If you take the vehicle to the insurance company repair facility, keep bringing it back over and over until the repair work is completed satisfactorily, or the mechanics just refuse to work on it anymore. After the repairs, you should also have your car checked by your mechanic to verify that factory parts were used and that all the repairs were adequately made. Take pictures, make recordings, and obtain statements if there are repair issues.
In a bad collision, the issue of total loss has to be considered.
Insurance companies generally realize that when the cost of repairing a car is more than fifty percent of its total value, it is a total loss. If the repair costs are over 75% of the vehicle value, South Carolina mandates that the car be declared a total loss. This is because major repair work will never be able to fully return the vehicle to its pre-collision state, and the vehicle will have a significant loss in value.
If the insurance company decides to total your vehicle, then you have two options:
- You can keep the vehicle and receive a payment for its pre-collision, fair market value minus the post-collision “salvage value.” (The salvage value of a new vehicle can be quite high); or
- You can deliver title to the insurance company and receive a full payment for the fair market value of the vehicle before the collision.
If still owe money on the car, a bank will hold the title. The liability adjuster will negotiate the payments with both the bank and you to obtain the title free and clear. Hopefully, the car is worth more than the loan balance, and you will receive some money after your debt with the bank is paid.
Repairing a vehicle that was in a major collision to its original condition is impossible. Document and create evidence to prove the inevitable unresolved problems. These problems decrease the value of your vehicle and you should receive compensation for the loss. Here are some examples:
- Go under the car and take pictures of a bent frame;
- Use your phone to record squeaks and whistles as you drive;
- Obtain statements from your mechanic that replacement parts were not factory parts (they can be used factory parts in South Carolina), or that repair work was incomplete;
- Record friends who can feel and see lumps on the body or differences in paint; or
- Take pictures to show visible unresolved problems.
Use the evidence and push for money to make up for the car’s decrease in value.

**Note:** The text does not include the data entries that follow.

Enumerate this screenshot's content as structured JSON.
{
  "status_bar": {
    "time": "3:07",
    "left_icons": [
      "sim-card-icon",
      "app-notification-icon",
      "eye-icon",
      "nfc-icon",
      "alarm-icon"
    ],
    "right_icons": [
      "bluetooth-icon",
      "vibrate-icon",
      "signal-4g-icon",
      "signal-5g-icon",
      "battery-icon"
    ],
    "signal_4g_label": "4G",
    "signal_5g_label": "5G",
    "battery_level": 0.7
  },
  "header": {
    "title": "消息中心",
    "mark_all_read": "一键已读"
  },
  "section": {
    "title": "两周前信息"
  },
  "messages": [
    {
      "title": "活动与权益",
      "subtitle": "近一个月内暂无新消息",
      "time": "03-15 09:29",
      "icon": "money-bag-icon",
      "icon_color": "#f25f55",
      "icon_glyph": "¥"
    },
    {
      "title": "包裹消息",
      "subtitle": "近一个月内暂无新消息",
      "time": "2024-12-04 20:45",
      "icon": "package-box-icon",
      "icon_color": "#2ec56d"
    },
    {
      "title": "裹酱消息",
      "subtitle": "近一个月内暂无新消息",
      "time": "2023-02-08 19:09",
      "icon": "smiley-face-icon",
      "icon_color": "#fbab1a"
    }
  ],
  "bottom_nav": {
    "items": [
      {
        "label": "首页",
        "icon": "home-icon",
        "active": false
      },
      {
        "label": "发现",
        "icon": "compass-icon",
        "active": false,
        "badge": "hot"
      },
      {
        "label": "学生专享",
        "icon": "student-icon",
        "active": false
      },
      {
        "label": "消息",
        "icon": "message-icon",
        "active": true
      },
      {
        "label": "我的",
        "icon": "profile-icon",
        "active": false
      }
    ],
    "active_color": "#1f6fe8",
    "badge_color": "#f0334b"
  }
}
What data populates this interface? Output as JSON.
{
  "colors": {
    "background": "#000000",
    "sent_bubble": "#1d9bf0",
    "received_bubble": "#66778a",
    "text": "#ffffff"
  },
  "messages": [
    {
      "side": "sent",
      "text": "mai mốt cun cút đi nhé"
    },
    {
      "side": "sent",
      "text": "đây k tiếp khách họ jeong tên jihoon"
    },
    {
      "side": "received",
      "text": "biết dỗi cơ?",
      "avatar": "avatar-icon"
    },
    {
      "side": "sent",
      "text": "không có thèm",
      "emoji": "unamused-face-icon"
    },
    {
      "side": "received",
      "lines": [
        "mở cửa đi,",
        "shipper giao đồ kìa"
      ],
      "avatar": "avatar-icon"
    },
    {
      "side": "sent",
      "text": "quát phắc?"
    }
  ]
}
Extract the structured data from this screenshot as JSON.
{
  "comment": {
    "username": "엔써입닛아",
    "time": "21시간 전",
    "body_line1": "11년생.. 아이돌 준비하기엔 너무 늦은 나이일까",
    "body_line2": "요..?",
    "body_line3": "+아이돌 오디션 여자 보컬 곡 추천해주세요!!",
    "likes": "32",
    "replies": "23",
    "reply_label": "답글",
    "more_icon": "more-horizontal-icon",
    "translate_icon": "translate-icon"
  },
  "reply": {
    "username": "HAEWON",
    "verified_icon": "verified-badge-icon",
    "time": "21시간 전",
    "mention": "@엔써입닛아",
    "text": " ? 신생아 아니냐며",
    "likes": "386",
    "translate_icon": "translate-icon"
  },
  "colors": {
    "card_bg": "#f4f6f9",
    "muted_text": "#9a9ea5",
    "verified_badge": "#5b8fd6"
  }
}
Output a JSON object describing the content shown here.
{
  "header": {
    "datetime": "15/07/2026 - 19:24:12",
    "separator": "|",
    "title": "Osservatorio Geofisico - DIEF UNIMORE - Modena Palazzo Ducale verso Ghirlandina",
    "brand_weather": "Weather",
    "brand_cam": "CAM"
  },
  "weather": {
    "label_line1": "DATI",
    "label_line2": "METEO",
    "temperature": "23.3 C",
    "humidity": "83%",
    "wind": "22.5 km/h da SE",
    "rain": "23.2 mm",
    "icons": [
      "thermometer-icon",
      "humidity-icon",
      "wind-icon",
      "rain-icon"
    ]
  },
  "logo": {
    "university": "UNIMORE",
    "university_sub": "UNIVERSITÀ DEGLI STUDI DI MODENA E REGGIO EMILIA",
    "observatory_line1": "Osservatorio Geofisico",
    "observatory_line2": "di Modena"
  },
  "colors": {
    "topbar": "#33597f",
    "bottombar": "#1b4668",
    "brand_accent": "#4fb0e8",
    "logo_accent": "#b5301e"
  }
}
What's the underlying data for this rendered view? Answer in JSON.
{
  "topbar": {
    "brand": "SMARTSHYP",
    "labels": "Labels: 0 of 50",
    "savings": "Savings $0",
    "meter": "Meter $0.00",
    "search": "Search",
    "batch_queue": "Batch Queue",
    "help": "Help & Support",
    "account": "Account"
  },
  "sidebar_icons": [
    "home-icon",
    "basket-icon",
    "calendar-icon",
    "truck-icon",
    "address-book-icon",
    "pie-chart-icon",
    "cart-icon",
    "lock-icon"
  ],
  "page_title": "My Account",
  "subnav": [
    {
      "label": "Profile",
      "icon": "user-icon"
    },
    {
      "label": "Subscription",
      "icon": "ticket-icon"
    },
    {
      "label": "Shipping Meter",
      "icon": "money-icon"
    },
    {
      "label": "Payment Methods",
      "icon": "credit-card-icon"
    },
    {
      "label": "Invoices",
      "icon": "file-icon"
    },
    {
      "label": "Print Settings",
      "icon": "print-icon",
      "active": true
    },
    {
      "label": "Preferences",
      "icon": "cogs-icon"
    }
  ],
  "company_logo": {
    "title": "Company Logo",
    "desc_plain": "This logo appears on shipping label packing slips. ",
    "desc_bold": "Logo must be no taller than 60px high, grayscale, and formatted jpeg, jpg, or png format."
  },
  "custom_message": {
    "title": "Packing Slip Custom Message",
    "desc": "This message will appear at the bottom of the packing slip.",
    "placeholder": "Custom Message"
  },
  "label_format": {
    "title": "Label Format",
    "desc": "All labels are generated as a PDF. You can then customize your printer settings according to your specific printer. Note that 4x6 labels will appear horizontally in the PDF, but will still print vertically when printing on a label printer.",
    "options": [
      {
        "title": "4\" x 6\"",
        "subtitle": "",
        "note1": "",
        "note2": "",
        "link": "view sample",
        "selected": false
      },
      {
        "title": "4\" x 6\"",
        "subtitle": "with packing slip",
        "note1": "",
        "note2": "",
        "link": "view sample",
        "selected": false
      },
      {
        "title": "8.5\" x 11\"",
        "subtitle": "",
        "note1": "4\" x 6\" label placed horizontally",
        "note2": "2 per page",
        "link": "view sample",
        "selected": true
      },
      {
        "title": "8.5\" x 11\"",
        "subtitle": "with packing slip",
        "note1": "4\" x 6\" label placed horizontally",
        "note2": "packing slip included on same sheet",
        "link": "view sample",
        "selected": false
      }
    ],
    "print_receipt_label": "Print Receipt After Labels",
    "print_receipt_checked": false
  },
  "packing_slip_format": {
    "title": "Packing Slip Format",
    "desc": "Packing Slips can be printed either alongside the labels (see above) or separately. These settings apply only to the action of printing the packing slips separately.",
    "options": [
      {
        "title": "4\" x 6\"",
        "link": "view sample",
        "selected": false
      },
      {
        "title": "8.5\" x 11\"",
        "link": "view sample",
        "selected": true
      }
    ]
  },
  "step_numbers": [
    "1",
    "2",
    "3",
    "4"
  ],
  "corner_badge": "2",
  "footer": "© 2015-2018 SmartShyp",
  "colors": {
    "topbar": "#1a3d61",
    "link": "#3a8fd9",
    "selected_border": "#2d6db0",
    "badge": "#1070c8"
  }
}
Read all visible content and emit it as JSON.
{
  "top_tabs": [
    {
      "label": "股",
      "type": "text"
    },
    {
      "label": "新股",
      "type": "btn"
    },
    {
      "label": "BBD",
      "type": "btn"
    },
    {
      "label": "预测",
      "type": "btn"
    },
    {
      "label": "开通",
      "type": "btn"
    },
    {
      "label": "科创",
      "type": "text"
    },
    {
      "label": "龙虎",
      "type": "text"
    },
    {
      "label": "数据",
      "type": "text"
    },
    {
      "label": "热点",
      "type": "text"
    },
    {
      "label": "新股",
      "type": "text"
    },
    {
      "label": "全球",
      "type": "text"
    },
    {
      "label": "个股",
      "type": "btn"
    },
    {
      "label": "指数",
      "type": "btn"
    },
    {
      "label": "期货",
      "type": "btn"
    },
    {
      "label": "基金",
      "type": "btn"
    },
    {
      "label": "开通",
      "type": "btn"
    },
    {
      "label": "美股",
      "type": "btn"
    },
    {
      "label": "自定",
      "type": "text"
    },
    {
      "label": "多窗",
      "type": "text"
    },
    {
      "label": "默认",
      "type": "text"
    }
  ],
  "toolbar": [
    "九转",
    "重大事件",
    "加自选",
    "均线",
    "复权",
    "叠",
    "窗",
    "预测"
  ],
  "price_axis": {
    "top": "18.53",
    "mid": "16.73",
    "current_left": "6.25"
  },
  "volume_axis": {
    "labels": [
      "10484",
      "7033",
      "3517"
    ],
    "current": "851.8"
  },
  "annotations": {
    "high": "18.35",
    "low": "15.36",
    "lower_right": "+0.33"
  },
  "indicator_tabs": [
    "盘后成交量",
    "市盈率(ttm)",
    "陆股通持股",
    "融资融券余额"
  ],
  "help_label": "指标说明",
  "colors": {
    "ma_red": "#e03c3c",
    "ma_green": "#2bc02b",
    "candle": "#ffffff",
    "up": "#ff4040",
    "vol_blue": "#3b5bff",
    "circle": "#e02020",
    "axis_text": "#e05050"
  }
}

What you will need to worry about when making a collision claim is your deductible. You need to continue to press the liability insurance company for reimbursement of your deductible. Sometimes your own insurance company will help with this.
Uninsured Motorist Claim
You should make an uninsured claim when the liability insurance company is taking too long to figure out if there was coverage. Let the two insurance companies sort it out. Don’t forget to make the liability insurance company reimburse you for your deductible.